Return the records that follow unaltered. Omit every picture.

(Data for this task begins)

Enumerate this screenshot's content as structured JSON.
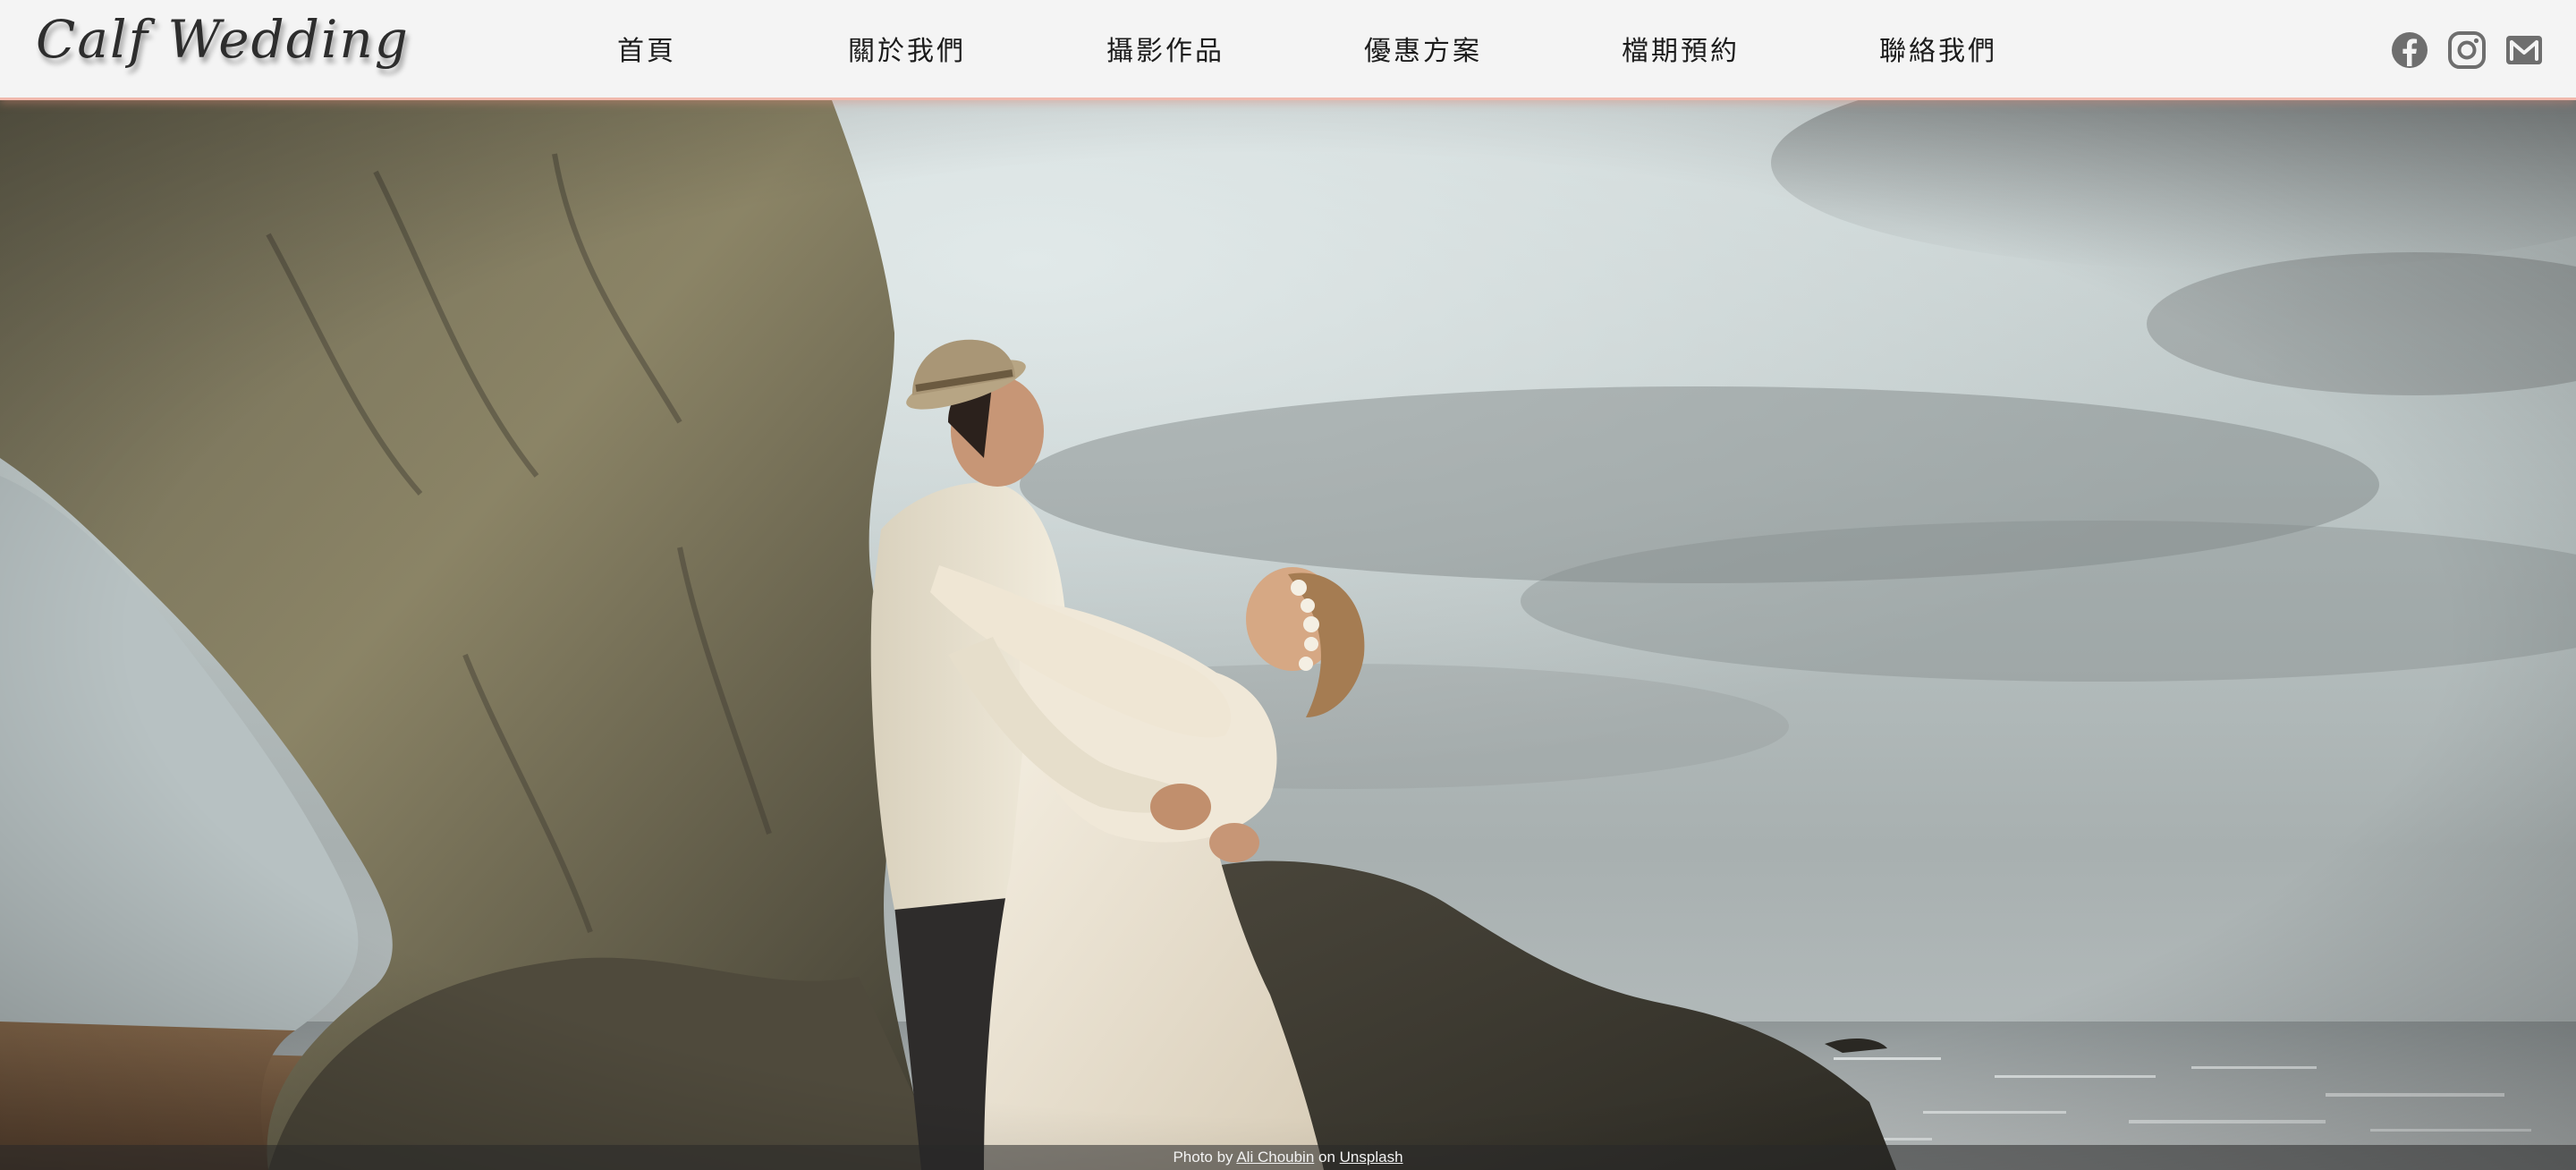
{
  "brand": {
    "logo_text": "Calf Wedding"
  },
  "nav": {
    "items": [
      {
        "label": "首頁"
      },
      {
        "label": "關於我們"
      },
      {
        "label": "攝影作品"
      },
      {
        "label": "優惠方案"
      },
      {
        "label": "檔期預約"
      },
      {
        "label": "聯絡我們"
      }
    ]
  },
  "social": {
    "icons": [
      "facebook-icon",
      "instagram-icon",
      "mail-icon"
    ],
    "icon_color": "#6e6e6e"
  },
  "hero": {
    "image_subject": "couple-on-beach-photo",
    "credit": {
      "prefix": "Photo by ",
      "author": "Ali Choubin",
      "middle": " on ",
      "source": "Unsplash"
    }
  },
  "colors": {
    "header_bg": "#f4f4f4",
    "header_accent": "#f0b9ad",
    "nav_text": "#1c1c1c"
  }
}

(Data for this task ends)

**Written solution**
Enumerate this screenshot's content as structured JSON.
{
  "brand": {
    "logo_text": "Calf Wedding"
  },
  "nav": {
    "items": [
      {
        "label": "首頁"
      },
      {
        "label": "關於我們"
      },
      {
        "label": "攝影作品"
      },
      {
        "label": "優惠方案"
      },
      {
        "label": "檔期預約"
      },
      {
        "label": "聯絡我們"
      }
    ]
  },
  "social": {
    "icons": [
      "facebook-icon",
      "instagram-icon",
      "mail-icon"
    ],
    "icon_color": "#6e6e6e"
  },
  "hero": {
    "image_subject": "couple-on-beach-photo",
    "credit": {
      "prefix": "Photo by ",
      "author": "Ali Choubin",
      "middle": " on ",
      "source": "Unsplash"
    }
  },
  "colors": {
    "header_bg": "#f4f4f4",
    "header_accent": "#f0b9ad",
    "nav_text": "#1c1c1c"
  }
}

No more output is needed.